§ **Dataset excerpts**:
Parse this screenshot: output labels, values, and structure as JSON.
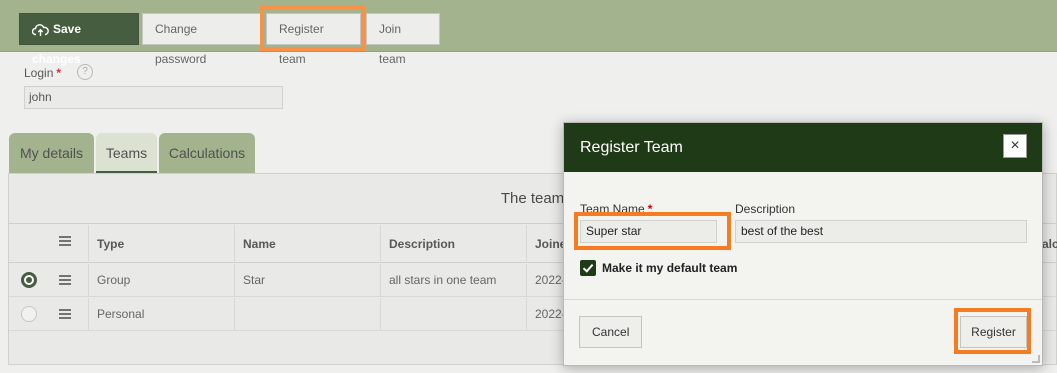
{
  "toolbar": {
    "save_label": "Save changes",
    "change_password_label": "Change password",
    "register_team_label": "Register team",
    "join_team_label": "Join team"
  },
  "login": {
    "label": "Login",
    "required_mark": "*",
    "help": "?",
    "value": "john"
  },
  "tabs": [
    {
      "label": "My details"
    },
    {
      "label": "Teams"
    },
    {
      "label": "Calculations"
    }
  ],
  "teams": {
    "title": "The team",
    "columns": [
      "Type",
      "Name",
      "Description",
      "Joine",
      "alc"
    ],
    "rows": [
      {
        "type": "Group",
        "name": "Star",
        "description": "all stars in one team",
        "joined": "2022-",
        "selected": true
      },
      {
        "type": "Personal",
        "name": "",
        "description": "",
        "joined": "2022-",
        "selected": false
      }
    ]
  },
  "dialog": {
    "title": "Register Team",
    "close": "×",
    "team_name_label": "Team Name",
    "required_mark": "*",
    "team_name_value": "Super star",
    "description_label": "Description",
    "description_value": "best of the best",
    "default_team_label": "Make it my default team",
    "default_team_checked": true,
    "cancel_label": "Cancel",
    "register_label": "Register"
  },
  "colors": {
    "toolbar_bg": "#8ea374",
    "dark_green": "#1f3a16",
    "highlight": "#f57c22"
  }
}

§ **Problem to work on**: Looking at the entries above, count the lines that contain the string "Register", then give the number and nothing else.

§ **Answer for this exercise**: 3